A few months ago, a friend recommended a book to me called “The Bean Trees” by Barbara Kingsolver. After sitting untouched on the shelf for a month, my husband found it in a half-hearted search for something to read. He blazed through it during our recent beach vacation, and then lent it to his mom, who also read it. Suddenly the two of them were engaged in a secret discussion, and then invited me to share in the family book club so I could weigh in with my thoughts, too.
While not intended to be a review, this book catches one in a subtle trap of simple words and old fashioned Kentucky slang.
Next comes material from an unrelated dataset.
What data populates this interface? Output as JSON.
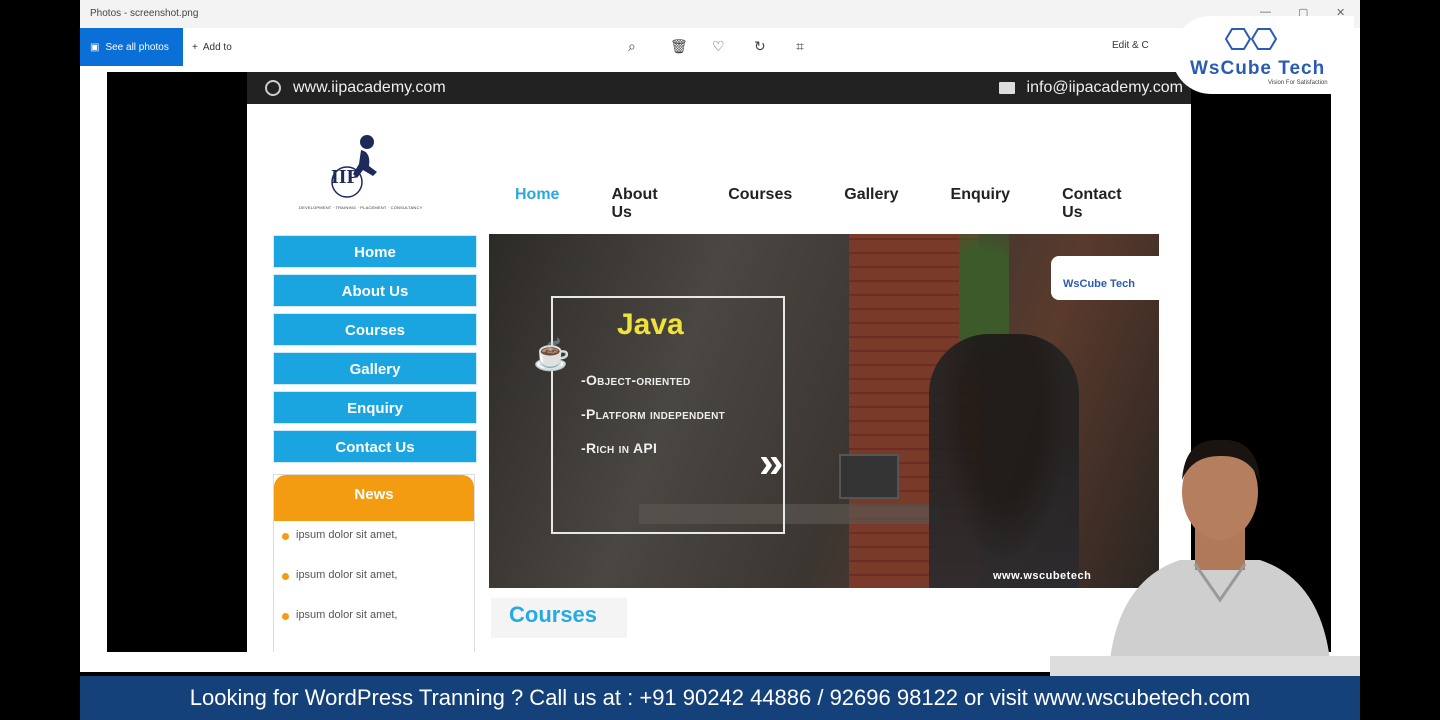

The story is warm yet heartbreaking, and perhaps no one realized just how much I would get lost in the warm glow of a “Southern tale taken West.” Neither did anyone realize how much I would identify with Esperanza.
She’s a side character with very little dialogue, and throughout most of the story, the reader feels indifferent toward her, then irritated, even frustrated, until her pitiable state is revealed: her very young daughter was kidnapped in their home country of Guatemala, and she has no way of ever finding out her fate. She takes on the role of a bereaved mother in extreme grief – panic attacks, PTSD, even attempted suicide, until finally the reader is left to believe she finally “freed” herself and found resolution through a turn of events involving the daughter of the main character, Taylor.
When I finished the book and thought I had finished crying, I found my husband in the kitchen one lazy Saturday morning. We talked about the story, the significance of the “bean trees,” the Kentucky slang, and the characters that strangely reminded us of people we knew in real life.
“I saw myself in Esperanza,” I confessed.
“Yeah,” my husband said sadly. “I did, too.”
This bothered me so much, I could hardly talk about the book anymore.
While this was a work of fiction, my reality is not a book I can close and put back on the shelf. The panic attacks I have are real. They are debilitating, and frustrating to those around me. I’m the character in the story with all the burdens of baggage, from PTSD to social anxiety to just plain social awkwardness. And while I’m glad to be alive, honestly there were times I wished I wasn’t. Nobody should have to feel pain like this. It’s a fate I wouldn’t wish on my worst enemy. An incredibly lonely, isolating, darkened shroud. An abyss. A life in ruins.
But I don’t want to be a side character. I want to be the protagonist. I want to be the hero.
Some days it feels like a conscious choice, and on other days it feels like an impossible dream. Lately it feels like loss defines me, written like a bio with my picture attached. I’m tired of sympathy and pity, but I want do want support and encouragement. I don’t want the rest of my life to already be buried in a grave.
So I rise up. I fill my life with good things. I chase every twinge of happiness, down to small whimsies. I wrestle with self-pity and defeat it with helping others and showing support to those who are also trying to grow despite harsh conditions. If nothing else, this darkened shroud is the place I go when I am called to show empathy, and thus it has become more sacred than ever.
Yet I still feel like I have to apologize for the way I stumble through the days, broken and tired and weeping and angry and bitter and haunted . . . and a mess. “Sorry,” I think to myself in a self-conscious moment after I’ve done something incredibly vulnerable, “I’m just dealing with an unspeakable tragedy is all.”
But I think the most important lesson I’ve learned in the now almost four years, is that I must be patient and kind with myself. I’m not a character, and this is not a story. This is my reality, and as painfully harsh as it may seem, I’ve still got growing to do.
And if you’re here because you’re a survivor, or even a spectator, your presence is appreciated. In the dark abyss of grief, every person with an open heart is like a light.
As long as there is light, I know I will never lose my way.